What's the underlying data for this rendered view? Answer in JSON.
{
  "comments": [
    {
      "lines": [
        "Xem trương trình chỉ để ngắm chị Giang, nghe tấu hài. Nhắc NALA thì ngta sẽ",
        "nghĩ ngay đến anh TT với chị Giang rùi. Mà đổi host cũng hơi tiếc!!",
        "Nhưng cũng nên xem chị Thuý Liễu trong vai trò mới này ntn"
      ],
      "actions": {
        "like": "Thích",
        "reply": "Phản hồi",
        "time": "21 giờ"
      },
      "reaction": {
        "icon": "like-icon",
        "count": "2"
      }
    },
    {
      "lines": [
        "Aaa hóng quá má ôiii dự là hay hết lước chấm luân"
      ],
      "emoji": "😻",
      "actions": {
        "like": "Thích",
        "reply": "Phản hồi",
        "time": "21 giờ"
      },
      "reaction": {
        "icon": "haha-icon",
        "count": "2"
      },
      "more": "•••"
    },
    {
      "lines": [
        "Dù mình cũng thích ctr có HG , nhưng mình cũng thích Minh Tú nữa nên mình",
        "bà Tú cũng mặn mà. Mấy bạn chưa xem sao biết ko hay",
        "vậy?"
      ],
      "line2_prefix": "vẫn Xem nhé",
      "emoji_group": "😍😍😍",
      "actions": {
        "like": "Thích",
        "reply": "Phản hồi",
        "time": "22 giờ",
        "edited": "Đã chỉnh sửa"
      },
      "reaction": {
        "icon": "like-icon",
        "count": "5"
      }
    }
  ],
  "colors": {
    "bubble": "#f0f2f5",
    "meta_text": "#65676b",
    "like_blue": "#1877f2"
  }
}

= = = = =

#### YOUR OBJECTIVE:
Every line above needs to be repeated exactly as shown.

#### TASK OUTPUT:
What's the underlying data for this rendered view? Answer in JSON.
{
  "comments": [
    {
      "lines": [
        "Xem trương trình chỉ để ngắm chị Giang, nghe tấu hài. Nhắc NALA thì ngta sẽ",
        "nghĩ ngay đến anh TT với chị Giang rùi. Mà đổi host cũng hơi tiếc!!",
        "Nhưng cũng nên xem chị Thuý Liễu trong vai trò mới này ntn"
      ],
      "actions": {
        "like": "Thích",
        "reply": "Phản hồi",
        "time": "21 giờ"
      },
      "reaction": {
        "icon": "like-icon",
        "count": "2"
      }
    },
    {
      "lines": [
        "Aaa hóng quá má ôiii dự là hay hết lước chấm luân"
      ],
      "emoji": "😻",
      "actions": {
        "like": "Thích",
        "reply": "Phản hồi",
        "time": "21 giờ"
      },
      "reaction": {
        "icon": "haha-icon",
        "count": "2"
      },
      "more": "•••"
    },
    {
      "lines": [
        "Dù mình cũng thích ctr có HG , nhưng mình cũng thích Minh Tú nữa nên mình",
        "bà Tú cũng mặn mà. Mấy bạn chưa xem sao biết ko hay",
        "vậy?"
      ],
      "line2_prefix": "vẫn Xem nhé",
      "emoji_group": "😍😍😍",
      "actions": {
        "like": "Thích",
        "reply": "Phản hồi",
        "time": "22 giờ",
        "edited": "Đã chỉnh sửa"
      },
      "reaction": {
        "icon": "like-icon",
        "count": "5"
      }
    }
  ],
  "colors": {
    "bubble": "#f0f2f5",
    "meta_text": "#65676b",
    "like_blue": "#1877f2"
  }
}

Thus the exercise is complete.